Click the underlined text to download and read our Winter Metro Board Newsletter. Like most blogs, this post is a personal reflection on provincial public education advocacy.
I’m excited for the Edmonton Public School Board to further strengthen our relationship with the Metro School Boards Group (MSBG) next year. This is easily the biggest “bang for our buck” advocacy relationship for EPSB. Together, we amplify the voices of our communities while ensuring that taxpayer dollars are maximized in the classroom. An example of this action was the ad-hoc April 20th gathering of 19 school boards during the provincial election, (initiated by the four metro school boards).
Percentage of Alberta Students by School Board:
Calgary Board of Education: 18.3%
Edmonton Public School Board: 14.5%
Calgary Catholic School District – 8.5%
Edmonton Catholic School District – 6.2%
As you can see, the four metro boards make up 47.5% of students. Calgary Public and Edmonton Public school boards alone represent a third of students in Alberta.
The other rural school boards are part of other trustee advocacy organizations such as the:
Alberta Catholic Trustees Association (all 17 Catholic School boards are members)
Fédération des conseils scolaires francophones de l’Alberta
(All 4 Francophone boards are members)
Public School Boards’ Association of Alberta (28 public boards are members. Calgary Public and Edmonton Public are not members.
Private and Charter Schools have their own lobbying groups as well.
At this time, 61 school boards in Alberta are part of the Alberta School Boards’ Association. There are 63 school boards in the ASBA (and two from the Yukon) representing 601,678 students paying $2,993,302 in membership fees.
ASBA members include all Public, Catholic, and Francophone boards from rural and metro areas. Most of the other rural school boards have very few students and very different challenges than the four metro school boards. For example, 0nly nine Alberta school boards have more than 10,000 students and sometimes in trying to be everything to everyone, individual messages and values get lost. Anecdotally, I have also heard from a few different rural public school boards that they would prefer to only be a member of the PSBAA, rather than being a member of both the ASBA and the PSBAA, because the PSBAA better articulates their public concerns on issues such as Gay Straight Alliances or Catholic School Board expansion in rural communities. Similarly, I’ve also heard from Catholic trustees who would prefer to only be members of the ACSTA.
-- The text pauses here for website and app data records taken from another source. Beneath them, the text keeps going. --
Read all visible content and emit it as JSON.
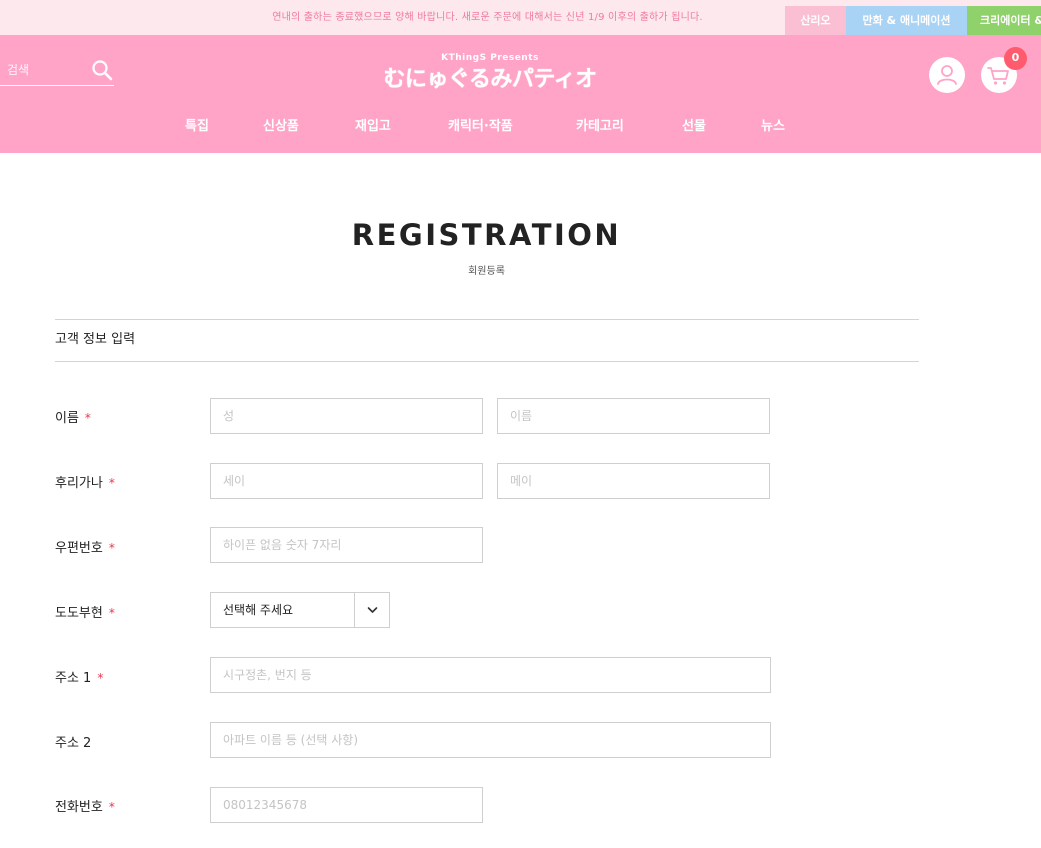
{
  "top_bar": {
    "notice": "연내의 출하는 종료했으므로 양해 바랍니다. 새로운 주문에 대해서는 신년 1/9 이후의 출하가 됩니다.",
    "brand_tabs": [
      "산리오",
      "만화 & 애니메이션",
      "크리에이터 &"
    ]
  },
  "header": {
    "search_placeholder": "검색",
    "logo_sub": "KThingS Presents",
    "logo_main": "むにゅぐるみパティオ",
    "cart_count": "0",
    "nav": [
      "특집",
      "신상품",
      "재입고",
      "캐릭터·작품",
      "카테고리",
      "선물",
      "뉴스"
    ]
  },
  "page": {
    "title": "REGISTRATION",
    "subtitle": "회원등록",
    "section_title": "고객 정보 입력"
  },
  "form": {
    "name": {
      "label": "이름",
      "last_placeholder": "성",
      "first_placeholder": "이름"
    },
    "furigana": {
      "label": "후리가나",
      "last_placeholder": "세이",
      "first_placeholder": "메이"
    },
    "postal": {
      "label": "우편번호",
      "placeholder": "하이픈 없음 숫자 7자리"
    },
    "prefecture": {
      "label": "도도부현",
      "value": "선택해 주세요"
    },
    "address1": {
      "label": "주소 1",
      "placeholder": "시구정촌, 번지 등"
    },
    "address2": {
      "label": "주소 2",
      "placeholder": "아파트 이름 등 (선택 사항)"
    },
    "phone": {
      "label": "전화번호",
      "placeholder": "08012345678"
    },
    "required_mark": "*"
  },
  "colors": {
    "header_bg": "#ffa4c6",
    "notice_bg": "#fde8ee",
    "required": "#e8364e",
    "cart_badge": "#ff5a6e"
  },
  "icons": [
    "search-icon",
    "user-icon",
    "cart-icon",
    "chevron-down-icon"
  ]
}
I predict we may see a shake-up in school board representation at the provincial level (a subject for a future blog post). In 2013 Calgary Public was quite frustrated with the ASBA and moved to withhold 10% of their membership citing concerns about the value of ASBA membership. Edmonton Public Schools will be debating leaving the ASBA this fall. Personally, I resigned as Vice-President of the ASBA and you can read my letter of resignation here.
So what is the most effective way to tell the Calgary and Edmonton education story?
When I look at the political landscape and reflect upon where our board can get the biggest bang-for-our-buck, it’s by focusing on expanded and collaborative advocacy with the four metro school boards. In the municipal world, the urban and rural are not under the same umbrella. The cities are part of the AUMA (Alberta Urban Municipalities Association) while the counties are part of the AAMDC (Alberta Association of Municipal Districts and Counties).
The four chair’s of the metro school boards regularly participate in Video Conference calls strategizing on joint issues of concern and brainstorming about new opportunities to advocate. Last year we published joint newsletters, held meetings with the Education Minister, lobbied government and opposition MLAs, and shared best practices and collaborated on emergent issues.
Being a big school board can sometimes mean “more money more problems” but there are also unique opportunities as large boards. We recognize that there is a diversity of need throughout the province (urban, rurban, and rural). As metro boards, our issues and our capacity to respond to these challenges are simply different. This isn’t to say that as metro boards we aren’t willing to support other boards or associations on an ad hoc basis when our issues align like we did with the 19 boards during the provincial election.
The best part? The Metro School Board Group partnership is virtually free. We don’t have staff, expensive travel and accommodation costs, we are focused on Alberta (as opposed to out-of-province activities) and we don’t charge a membership fee. The contribution is the opportunity cost of our time and the occasional staff support on projects. We are nimble, efficient, and effective.
In future, there may be need or interest in enhancing the work we do with the four metros — maybe even formalizing this partnership with a Memorandum of Understanding (or the creation of the Metro School Boards’ Association?) but with limited time and energy, I’m pleased to see the results and the relationships that have developed by focusing on the areas of shared concern.
As our board debates this fall about the merits of membership in the Alberta School Boards’ Association, it is certainly worth reflecting on which relationships provide the greatest return on investment for our students.